Veteran-owned restaurant closes; employees haven't been paid
"I can't say I'm sorry enough, and I can't say I'm sorry long enough. I know it sounds like some silly little comment but somehow in the next few years, I'll pay them all I don't know how," said David Parker, one of the owners of Sarges' Grill, after having to close both locations without paying his employees their last pay checks.
Dozens of employees are out hundreds of dollars after the restaurant they worked at suddenly closed without notice. This happened at both locations of Sarges' Grill.
The restaurant is veteran-owned and aimed at serving veterans, active duty military members, first responders and law enforcement at their locations in Fountain and Colorado Springs.
Over the weekend, customers hoping to eat at Sarges' were met with locked doors and signs saying the business had closed.
It was a surprise to regulars. Several employees told 11 News they didn't get much notice either.
"I was supposed to get paid Wednesday and [a co-worker] was supposed to get paid Thursday, but nothing," said Michael Yamoaah, a former cook at the restaurant.
Yamoaah and the former line manager, Nathan Mayfield, told 11 News the sudden closure happening so soon before rent and bills are due has left dozens of employees in a bad spot.
"He owes us each three weeks' pay. I know for me it's 120 hours, about $1,500. It doesn't seem like a lot but for people like us, we live check to check. I've got bills to pay right now," Mayfield said.
Army veteran Parker said he helped create the restaurant to serve those who have served our country. Parker believes a combination of factors contributed to the restaurants closing, including slowing sales and an increase in minimum wage.
"Over the last couple months we've just been sliding and sliding and sliding and we thought maybe it was because we had two locations, but then the slide at Fountain was so massive ... the last week we were open we slid $15,000 in sales. There was no money," said Parker.
Several employees we spoke to said working at the restaurant felt like home, but they say how the closure is playing out is hard to believe.
"Basically you knew you were going out of business, but yet you kept us working? For what? You could have given us notice and we could have been finding a new job," Yamoaah said.
"That's a real legitimate question. We believed that we still had a couple of weeks fighting left before we had to make a true, hardcore decision," said Parker of the criticism in an interview with 11 News.
Parker said that he's filed for bankruptcy and although he can't pay his employees, he encourages them to do what they can, even if it means filing wage complaints against him.
"They should do exactly whatever their rights allow them to. I told them to file for unemployment and I told them if there was any money left, it could be allocated and that's where they should come: the creditors meeting," he said.
Typically, employees who aren't receiving wages from their employers can file a complaint with the Colorado Department of Labor and Employment.
The department notes they generally do not investigate wage disputes if an employer has declared bankruptcy, depending on when the employer filed for bankruptcy.
In the case of a bankruptcy, the Department of Labor and Employment recommends for employees to contact the state's bankruptcy court because employees could have high priority in bankruptcy to get paid back.

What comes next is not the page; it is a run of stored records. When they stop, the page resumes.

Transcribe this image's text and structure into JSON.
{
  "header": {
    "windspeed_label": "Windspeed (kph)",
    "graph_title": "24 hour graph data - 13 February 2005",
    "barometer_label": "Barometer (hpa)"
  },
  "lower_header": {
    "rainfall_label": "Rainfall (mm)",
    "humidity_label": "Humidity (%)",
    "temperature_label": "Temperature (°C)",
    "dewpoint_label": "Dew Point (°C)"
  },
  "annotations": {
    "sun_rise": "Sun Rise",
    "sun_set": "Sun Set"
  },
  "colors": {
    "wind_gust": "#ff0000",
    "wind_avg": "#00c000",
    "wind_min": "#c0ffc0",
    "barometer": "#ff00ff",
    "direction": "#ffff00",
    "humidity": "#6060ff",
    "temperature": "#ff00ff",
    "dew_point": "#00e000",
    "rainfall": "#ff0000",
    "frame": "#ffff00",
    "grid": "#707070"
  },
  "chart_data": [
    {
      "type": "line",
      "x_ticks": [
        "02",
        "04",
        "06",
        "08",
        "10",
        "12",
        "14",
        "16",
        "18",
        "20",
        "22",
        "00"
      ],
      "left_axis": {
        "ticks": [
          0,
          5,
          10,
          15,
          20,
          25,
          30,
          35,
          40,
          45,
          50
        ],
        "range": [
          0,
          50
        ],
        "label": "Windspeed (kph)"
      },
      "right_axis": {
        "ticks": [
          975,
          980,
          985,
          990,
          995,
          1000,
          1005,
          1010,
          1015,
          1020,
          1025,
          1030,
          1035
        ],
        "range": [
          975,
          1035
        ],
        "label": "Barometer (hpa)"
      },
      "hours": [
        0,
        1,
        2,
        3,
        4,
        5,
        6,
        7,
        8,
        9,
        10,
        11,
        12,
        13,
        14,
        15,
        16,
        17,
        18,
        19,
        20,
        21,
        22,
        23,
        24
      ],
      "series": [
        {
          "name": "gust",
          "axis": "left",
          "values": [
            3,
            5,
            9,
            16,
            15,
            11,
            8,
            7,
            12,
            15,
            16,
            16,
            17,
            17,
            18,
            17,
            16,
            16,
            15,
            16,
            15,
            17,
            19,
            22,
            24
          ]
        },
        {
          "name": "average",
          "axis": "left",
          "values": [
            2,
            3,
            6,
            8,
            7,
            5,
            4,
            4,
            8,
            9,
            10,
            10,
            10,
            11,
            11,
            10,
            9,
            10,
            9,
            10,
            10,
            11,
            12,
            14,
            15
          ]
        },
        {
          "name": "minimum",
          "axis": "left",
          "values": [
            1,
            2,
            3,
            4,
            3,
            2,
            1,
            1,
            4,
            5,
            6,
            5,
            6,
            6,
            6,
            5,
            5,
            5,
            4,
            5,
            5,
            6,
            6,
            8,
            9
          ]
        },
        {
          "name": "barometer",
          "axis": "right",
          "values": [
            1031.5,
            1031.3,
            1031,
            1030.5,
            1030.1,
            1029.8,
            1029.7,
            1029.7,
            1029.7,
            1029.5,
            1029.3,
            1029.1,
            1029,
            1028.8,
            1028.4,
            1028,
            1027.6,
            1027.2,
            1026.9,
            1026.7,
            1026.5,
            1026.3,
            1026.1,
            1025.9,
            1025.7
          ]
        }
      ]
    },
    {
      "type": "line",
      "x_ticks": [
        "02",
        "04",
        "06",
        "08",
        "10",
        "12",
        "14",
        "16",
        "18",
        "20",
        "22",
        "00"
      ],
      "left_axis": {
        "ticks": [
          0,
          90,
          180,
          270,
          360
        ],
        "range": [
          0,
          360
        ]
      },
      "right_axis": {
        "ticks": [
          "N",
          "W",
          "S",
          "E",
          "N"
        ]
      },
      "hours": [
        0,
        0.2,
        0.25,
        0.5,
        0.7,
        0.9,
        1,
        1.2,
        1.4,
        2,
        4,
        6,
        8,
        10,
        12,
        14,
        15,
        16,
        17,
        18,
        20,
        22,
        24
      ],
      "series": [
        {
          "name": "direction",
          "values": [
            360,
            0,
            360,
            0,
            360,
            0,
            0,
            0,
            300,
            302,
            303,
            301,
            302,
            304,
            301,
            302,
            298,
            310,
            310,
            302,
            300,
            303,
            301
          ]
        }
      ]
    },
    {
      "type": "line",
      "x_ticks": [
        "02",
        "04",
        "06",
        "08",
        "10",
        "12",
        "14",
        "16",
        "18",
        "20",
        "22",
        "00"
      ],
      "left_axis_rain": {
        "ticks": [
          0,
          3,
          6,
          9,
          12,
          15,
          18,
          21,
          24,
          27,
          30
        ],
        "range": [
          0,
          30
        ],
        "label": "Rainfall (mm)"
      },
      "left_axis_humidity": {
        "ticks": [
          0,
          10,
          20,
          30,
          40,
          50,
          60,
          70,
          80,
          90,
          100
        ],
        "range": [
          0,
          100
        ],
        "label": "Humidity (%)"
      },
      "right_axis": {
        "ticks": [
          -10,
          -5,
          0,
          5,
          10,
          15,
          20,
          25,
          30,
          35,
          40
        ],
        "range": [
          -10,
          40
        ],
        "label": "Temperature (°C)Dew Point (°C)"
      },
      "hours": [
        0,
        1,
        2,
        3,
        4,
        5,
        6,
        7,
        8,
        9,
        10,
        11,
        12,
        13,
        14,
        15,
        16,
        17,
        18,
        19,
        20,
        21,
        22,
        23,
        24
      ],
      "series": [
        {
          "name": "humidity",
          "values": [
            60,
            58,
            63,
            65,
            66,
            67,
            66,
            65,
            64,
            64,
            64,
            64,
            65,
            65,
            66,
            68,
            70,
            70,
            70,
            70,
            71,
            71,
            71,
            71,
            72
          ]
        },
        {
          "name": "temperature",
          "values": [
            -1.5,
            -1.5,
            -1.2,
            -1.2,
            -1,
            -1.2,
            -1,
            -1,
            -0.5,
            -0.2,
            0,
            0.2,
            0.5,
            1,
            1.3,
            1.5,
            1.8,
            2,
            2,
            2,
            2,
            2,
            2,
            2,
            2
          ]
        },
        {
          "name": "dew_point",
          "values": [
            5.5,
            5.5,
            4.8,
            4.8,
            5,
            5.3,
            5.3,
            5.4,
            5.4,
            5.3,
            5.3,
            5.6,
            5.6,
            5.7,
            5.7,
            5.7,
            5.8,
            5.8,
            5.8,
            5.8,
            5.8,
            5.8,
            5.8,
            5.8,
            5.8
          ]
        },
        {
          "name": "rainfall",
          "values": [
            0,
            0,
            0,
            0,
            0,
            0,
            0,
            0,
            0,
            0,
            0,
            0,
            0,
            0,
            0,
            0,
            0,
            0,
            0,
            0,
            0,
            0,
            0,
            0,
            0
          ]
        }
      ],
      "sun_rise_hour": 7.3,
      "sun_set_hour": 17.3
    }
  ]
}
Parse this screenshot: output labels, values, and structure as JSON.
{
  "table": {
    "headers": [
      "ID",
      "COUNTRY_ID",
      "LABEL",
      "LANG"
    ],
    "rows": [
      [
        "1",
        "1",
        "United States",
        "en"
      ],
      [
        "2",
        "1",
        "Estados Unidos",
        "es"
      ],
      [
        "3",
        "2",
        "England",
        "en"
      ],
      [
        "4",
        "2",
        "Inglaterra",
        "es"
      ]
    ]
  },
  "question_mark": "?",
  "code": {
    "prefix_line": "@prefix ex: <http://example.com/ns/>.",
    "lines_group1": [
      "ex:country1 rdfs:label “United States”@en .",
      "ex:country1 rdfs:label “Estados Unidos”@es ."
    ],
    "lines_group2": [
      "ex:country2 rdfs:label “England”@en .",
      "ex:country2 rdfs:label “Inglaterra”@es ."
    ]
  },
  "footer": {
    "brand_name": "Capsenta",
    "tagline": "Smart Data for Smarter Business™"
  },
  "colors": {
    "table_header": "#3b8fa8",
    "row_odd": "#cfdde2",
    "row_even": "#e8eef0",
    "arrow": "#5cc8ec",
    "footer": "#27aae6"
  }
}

If you need to file a wage complaint with the Department of Labor and Employment,
For contact information for the Federal Bankruptcy Court for Colorado,
"A lot of those people broke their hearts and busted their backs for us and doing what we did was not an easy decision," Parker told 11 News.